The Working Time Regulations (“the Regulations”), which give effect to the Directive in the UK, entitle employees to a minimum of 5.6 weeks’ paid annual leave. They state that statutory holiday pay is to be calculated using provisions which have been interpreted to exclude overtime, unless it is guaranteed, and overtime premia.  The same provisions stipulate that in the case of employees who work normal working hours, it is not compulsory to reflect commission in their holiday pay.

Now, in a case before the European Court, Lock v British Gas Trading Ltd, the Advocate General has given an Opinion that the Directive requires regular commission to be taken into account when calculating the correct remuneration for paid annual leave.
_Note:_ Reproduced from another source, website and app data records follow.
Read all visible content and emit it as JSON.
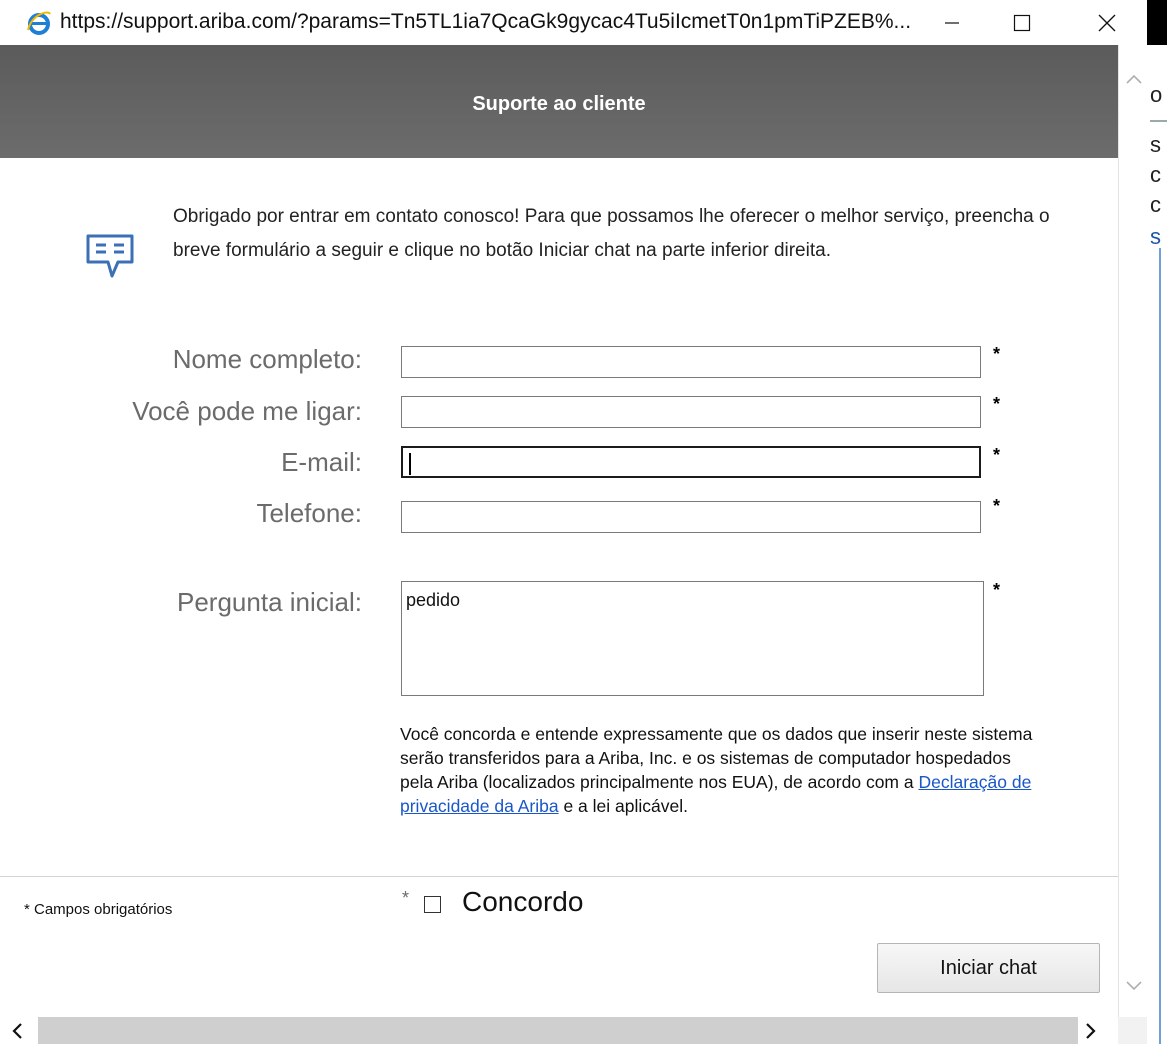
{
  "browser": {
    "url": "https://support.ariba.com/?params=Tn5TL1ia7QcaGk9gycac4Tu5iIcmetT0n1pmTiPZEB%..."
  },
  "background_fragments": [
    "o",
    "s",
    "c",
    "c",
    "s"
  ],
  "header": {
    "title": "Suporte ao cliente"
  },
  "intro_text": "Obrigado por entrar em contato conosco! Para que possamos lhe oferecer o melhor serviço, preencha o breve formulário a seguir e clique no botão Iniciar chat na parte inferior direita.",
  "form": {
    "required_marker": "*",
    "fields": [
      {
        "label": "Nome completo:",
        "value": ""
      },
      {
        "label": "Você pode me ligar:",
        "value": ""
      },
      {
        "label": "E-mail:",
        "value": ""
      },
      {
        "label": "Telefone:",
        "value": ""
      }
    ],
    "question": {
      "label": "Pergunta inicial:",
      "value": "pedido"
    }
  },
  "consent": {
    "text_before": "Você concorda e entende expressamente que os dados que inserir neste sistema serão transferidos para a Ariba, Inc. e os sistemas de computador hospedados pela Ariba (localizados principalmente nos EUA), de acordo com a ",
    "link": "Declaração de privacidade da Ariba",
    "text_after": " e a lei aplicável."
  },
  "footer": {
    "required_note": "* Campos obrigatórios",
    "agree_marker": "*",
    "agree_label": "Concordo",
    "agree_checked": false,
    "start_chat_label": "Iniciar chat"
  },
  "colors": {
    "header_bg": "#626262",
    "link": "#1a56c8",
    "accent_orange": "#f0a500"
  },
  "icons": [
    "ie-icon",
    "minimize-icon",
    "maximize-icon",
    "close-icon",
    "chat-icon",
    "scroll-up-icon",
    "scroll-down-icon",
    "scroll-left-icon",
    "scroll-right-icon"
  ]
}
As is the procedure in the European Court, the Opinion is to be considered by the judges presiding over the case in reaching their decision – and more often than not, judgments are consistent with the Advocate General’s Opinion.

If the European Court does decide that commission should be reflected in holiday pay, public sector employers in the UK will be required to recognise the principle, as they must act in accordance with European directives.  As for private sector employers, unless and until (i) the Regulations are amended consistent with such a judgment or (ii) there is a binding decision from a higher tribunal or court that the Regulations are to be interpreted to give effect to this aspect of the Directive, it will be up to employment judges in each individual tribunal claim to decide how to interpret the law.

A decision by the European Court in this case to follow the Opinion of the Advocate General is bound to make it more likely that (a) the Regulations will be amended to expressly require elements of remuneration such as commission (and overtime payments) to be reflected in holiday pay; and (b) in the meantime, judges in the UK will interpret the Regulations on the basis that such payments must be reflected in the first 4 weeks’ holiday pay in each holiday year.

For suggestions regarding the approach that employers might take to address the current uncertainty surrounding the calculation of holiday pay, see my 29 July blog.  In addition, note that although claims by employees for a shortfall in holiday pay must normally be brought within 3 months of the date the payment was due, consecutive underpayments in respect of holiday pay are linked and claims can result in compensation covering amounts owing over many years.  Employers should consider taking advice on strategies for breaking possible chains of underpayments in order to minimise their exposure to liability.

For advice relating to the above issues, please contact me (T: 01952 211010; E: john.merry@lblaw.co.uk) or Will Morse (T: 01432 377152; E: will.morse@lblaw.co.uk).